**Directions for this task**
Look through the records below and collect all lines that hold the string "left".

Records for processing Block Start

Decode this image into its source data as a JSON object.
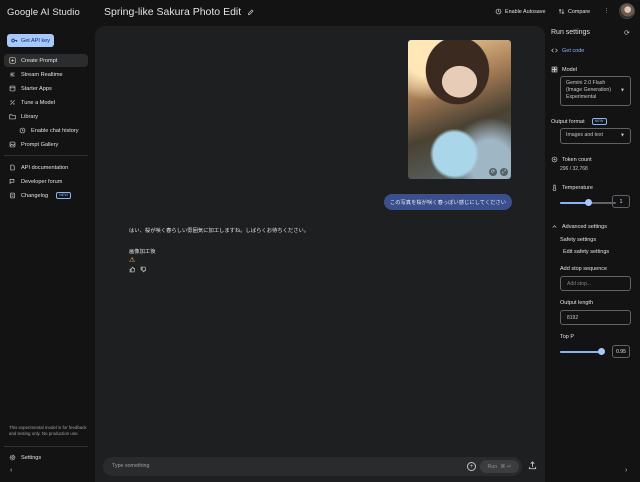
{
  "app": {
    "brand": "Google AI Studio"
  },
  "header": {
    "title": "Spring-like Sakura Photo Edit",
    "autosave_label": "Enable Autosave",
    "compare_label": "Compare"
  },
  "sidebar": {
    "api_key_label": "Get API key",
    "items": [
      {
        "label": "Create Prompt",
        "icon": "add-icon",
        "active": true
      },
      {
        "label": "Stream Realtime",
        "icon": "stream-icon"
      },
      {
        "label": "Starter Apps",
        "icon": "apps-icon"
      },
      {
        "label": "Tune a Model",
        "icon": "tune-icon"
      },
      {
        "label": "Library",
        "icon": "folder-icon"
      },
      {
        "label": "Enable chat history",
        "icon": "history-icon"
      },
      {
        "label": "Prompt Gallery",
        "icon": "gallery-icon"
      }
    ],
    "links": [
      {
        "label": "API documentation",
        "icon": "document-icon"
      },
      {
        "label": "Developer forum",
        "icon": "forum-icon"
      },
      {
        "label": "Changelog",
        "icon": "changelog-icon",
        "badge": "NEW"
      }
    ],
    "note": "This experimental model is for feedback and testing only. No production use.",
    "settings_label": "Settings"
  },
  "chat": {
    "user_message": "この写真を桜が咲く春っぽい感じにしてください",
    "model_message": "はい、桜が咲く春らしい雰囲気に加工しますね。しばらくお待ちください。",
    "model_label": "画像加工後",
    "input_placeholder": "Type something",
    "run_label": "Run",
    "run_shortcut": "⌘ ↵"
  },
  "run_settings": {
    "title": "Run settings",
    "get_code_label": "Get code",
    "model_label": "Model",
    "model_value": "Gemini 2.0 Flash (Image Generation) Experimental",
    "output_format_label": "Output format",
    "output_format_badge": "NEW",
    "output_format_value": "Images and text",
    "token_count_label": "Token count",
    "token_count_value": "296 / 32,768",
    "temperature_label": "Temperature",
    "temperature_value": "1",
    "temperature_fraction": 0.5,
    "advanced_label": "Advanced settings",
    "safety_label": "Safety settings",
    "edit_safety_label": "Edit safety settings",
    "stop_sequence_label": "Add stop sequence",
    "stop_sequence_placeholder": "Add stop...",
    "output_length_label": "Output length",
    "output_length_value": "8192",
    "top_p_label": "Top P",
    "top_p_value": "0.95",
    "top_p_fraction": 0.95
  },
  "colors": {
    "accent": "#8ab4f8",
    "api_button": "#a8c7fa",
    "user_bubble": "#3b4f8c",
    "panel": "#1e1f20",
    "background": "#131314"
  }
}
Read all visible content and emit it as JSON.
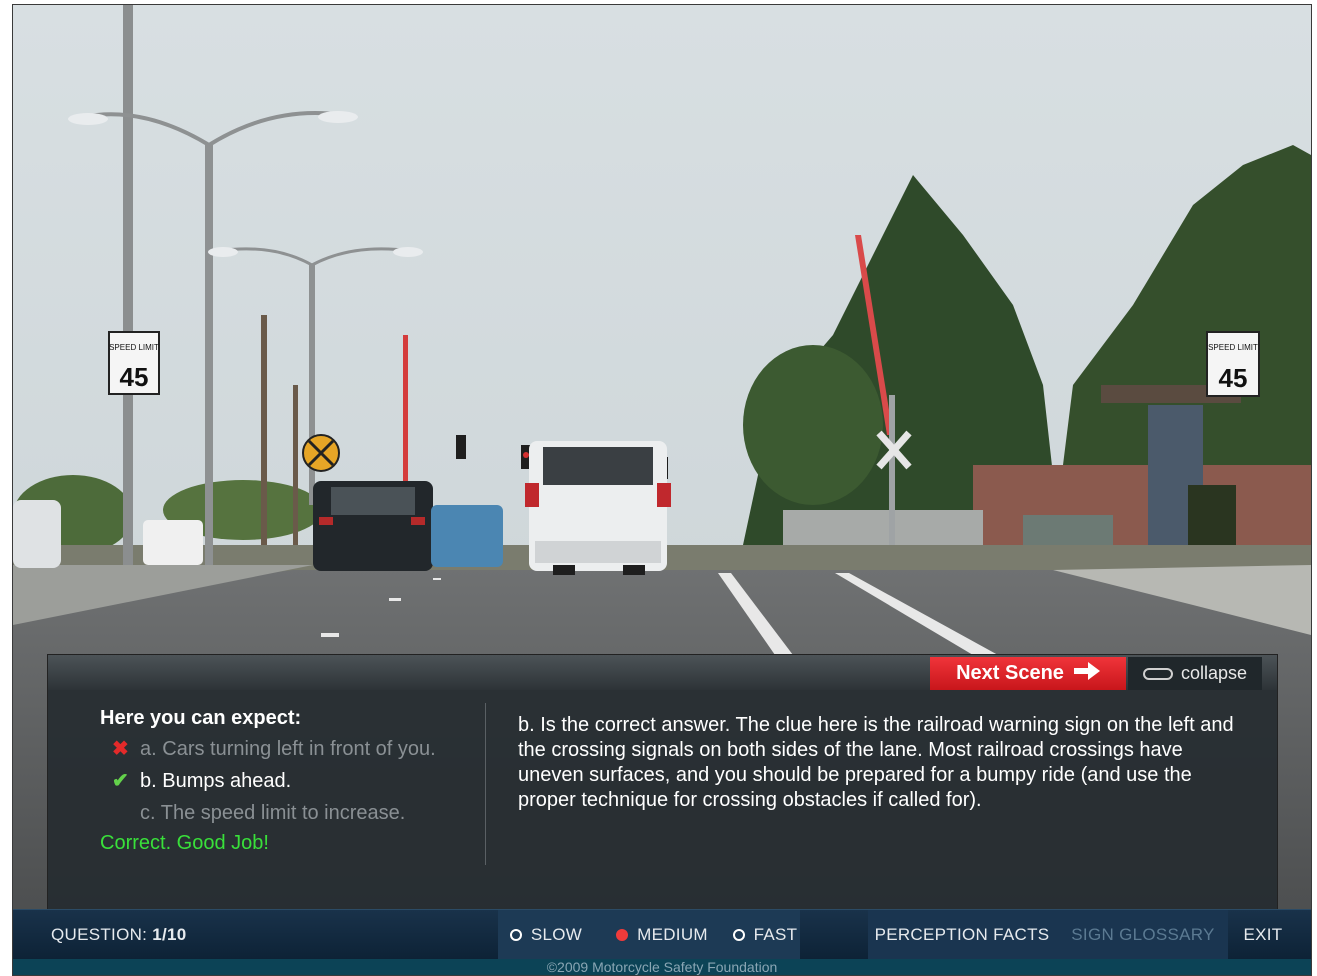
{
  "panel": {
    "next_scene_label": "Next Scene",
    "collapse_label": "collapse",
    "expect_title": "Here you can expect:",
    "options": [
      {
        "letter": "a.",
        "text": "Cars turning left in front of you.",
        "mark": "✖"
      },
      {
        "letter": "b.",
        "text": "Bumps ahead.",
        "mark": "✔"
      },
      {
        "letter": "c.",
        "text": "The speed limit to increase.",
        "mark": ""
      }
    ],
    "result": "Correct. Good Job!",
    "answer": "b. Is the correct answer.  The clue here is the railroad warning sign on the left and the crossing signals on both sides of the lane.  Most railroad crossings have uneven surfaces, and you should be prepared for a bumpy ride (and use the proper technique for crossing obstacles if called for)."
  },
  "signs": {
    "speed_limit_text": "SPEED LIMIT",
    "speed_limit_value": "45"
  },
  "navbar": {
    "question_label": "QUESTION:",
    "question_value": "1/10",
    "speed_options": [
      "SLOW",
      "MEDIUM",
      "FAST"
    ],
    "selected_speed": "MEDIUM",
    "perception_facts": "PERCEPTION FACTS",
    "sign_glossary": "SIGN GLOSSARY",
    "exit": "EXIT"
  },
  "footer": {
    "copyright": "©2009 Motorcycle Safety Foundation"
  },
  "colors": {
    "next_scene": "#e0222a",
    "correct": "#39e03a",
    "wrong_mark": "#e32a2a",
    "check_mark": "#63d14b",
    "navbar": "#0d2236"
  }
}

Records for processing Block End
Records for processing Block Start

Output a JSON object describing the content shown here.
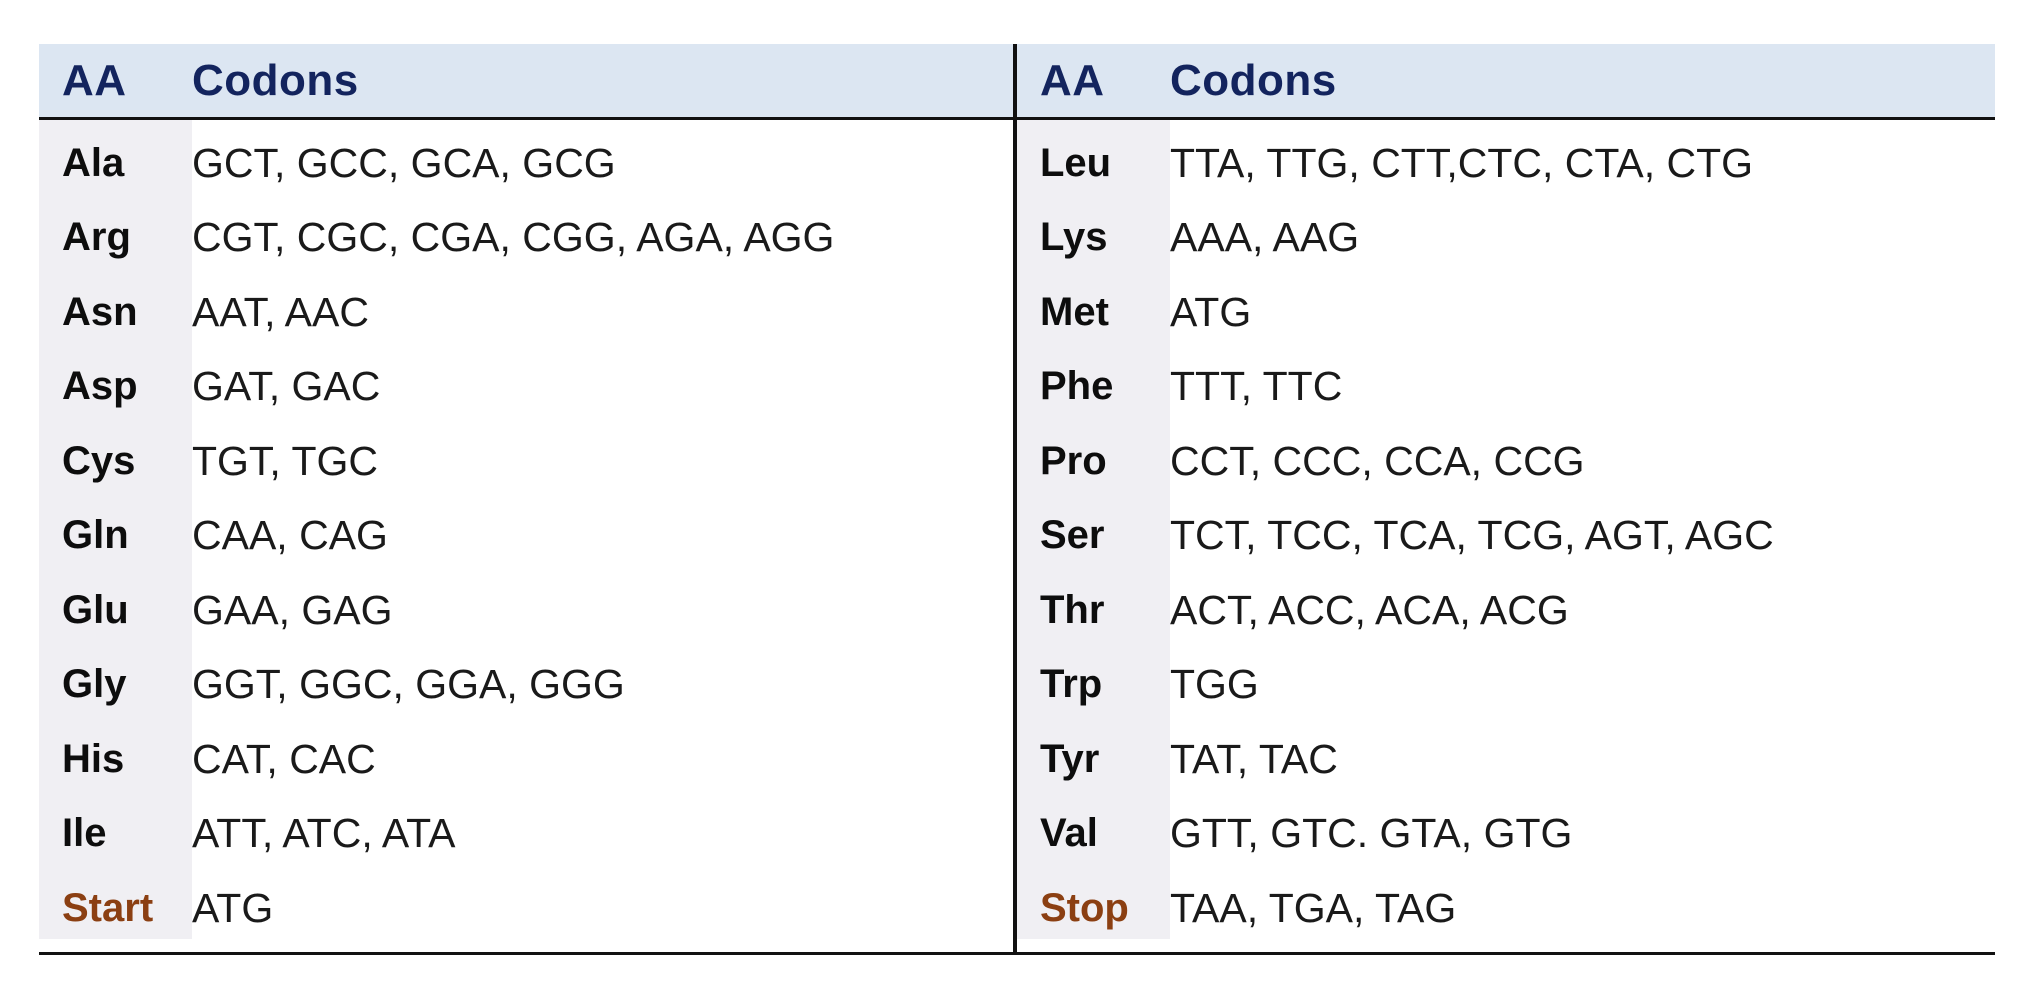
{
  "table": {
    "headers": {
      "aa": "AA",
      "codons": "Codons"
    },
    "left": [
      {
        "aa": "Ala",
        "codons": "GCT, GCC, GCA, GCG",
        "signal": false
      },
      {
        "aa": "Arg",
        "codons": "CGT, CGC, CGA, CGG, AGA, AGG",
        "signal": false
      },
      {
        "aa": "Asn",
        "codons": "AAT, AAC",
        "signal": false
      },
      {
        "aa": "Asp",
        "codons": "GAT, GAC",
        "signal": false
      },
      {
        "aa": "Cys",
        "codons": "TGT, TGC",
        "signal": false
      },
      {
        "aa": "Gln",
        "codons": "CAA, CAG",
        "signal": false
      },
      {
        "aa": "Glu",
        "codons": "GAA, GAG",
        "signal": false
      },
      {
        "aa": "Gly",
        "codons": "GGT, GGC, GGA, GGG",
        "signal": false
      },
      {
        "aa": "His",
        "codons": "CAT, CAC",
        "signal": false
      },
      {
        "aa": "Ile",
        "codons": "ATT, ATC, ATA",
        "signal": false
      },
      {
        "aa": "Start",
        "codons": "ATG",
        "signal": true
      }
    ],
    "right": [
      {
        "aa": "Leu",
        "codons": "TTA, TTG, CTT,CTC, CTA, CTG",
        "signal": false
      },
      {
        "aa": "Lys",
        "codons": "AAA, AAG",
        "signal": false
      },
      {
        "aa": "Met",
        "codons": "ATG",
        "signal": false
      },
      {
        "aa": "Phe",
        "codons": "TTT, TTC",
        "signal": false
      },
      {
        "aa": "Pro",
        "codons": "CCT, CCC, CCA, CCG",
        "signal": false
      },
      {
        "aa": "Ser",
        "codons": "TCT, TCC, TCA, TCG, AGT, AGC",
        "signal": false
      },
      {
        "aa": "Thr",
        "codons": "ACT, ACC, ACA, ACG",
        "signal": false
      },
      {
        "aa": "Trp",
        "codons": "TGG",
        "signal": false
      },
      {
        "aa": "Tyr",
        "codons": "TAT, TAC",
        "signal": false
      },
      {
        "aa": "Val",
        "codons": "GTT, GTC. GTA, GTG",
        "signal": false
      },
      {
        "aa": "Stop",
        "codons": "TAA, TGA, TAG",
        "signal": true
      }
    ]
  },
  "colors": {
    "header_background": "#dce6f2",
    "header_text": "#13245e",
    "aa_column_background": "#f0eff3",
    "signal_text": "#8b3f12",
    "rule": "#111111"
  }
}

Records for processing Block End
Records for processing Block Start

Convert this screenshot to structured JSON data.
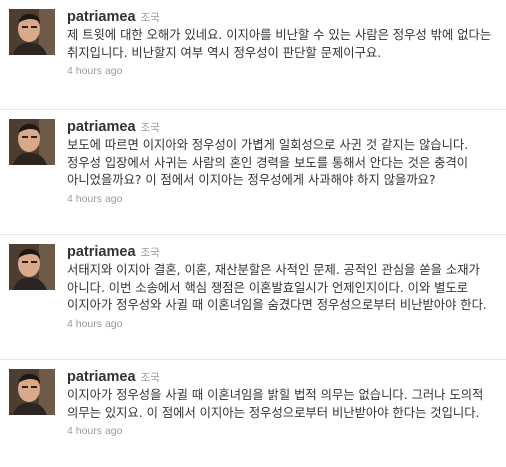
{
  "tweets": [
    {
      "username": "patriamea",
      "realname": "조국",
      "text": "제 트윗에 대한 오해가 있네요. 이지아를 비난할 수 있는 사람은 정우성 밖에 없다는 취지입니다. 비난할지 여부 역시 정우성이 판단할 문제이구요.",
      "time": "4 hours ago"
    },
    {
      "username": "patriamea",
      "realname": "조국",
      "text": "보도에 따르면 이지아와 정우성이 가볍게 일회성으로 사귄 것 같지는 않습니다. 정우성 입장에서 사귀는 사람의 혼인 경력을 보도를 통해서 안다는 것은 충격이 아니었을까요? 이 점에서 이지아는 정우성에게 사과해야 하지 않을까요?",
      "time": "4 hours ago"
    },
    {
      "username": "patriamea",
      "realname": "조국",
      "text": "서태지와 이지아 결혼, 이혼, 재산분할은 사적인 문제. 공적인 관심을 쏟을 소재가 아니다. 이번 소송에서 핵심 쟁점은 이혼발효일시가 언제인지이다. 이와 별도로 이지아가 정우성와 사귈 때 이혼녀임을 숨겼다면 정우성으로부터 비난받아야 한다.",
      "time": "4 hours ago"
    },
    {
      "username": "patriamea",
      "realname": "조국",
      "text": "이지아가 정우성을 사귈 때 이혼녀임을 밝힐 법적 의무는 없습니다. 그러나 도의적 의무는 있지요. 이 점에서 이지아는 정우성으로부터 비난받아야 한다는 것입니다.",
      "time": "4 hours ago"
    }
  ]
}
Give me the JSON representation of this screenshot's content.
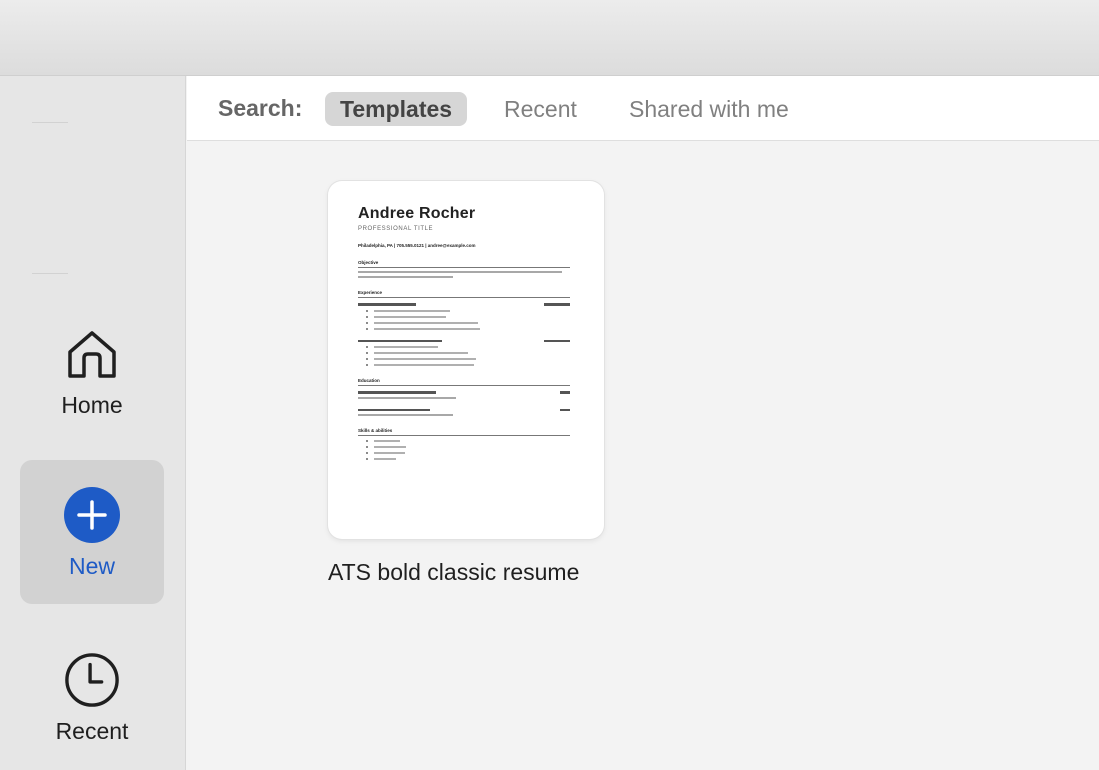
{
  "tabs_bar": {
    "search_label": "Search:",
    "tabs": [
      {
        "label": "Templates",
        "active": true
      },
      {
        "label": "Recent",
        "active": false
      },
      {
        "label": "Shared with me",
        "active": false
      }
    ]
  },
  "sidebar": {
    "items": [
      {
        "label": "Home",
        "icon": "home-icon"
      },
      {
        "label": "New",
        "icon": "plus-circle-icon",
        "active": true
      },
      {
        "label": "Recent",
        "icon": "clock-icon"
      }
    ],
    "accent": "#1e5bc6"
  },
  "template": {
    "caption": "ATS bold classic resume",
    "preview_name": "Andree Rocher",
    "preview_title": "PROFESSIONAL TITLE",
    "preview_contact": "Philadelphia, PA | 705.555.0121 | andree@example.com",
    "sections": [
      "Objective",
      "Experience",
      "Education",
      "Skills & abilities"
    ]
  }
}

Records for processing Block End

**Task solution**
        "text": "Cars turning left in front of you.",
    "answer": "b. Is the correct answer.  The clue here is the railroad warning sign on the left and the crossing signals on both sides of the lane.  Most railroad crossings have uneven surfaces, and you should be prepared for a bumpy ride (and use the proper technique for crossing obstacles if called for)."
    "left": [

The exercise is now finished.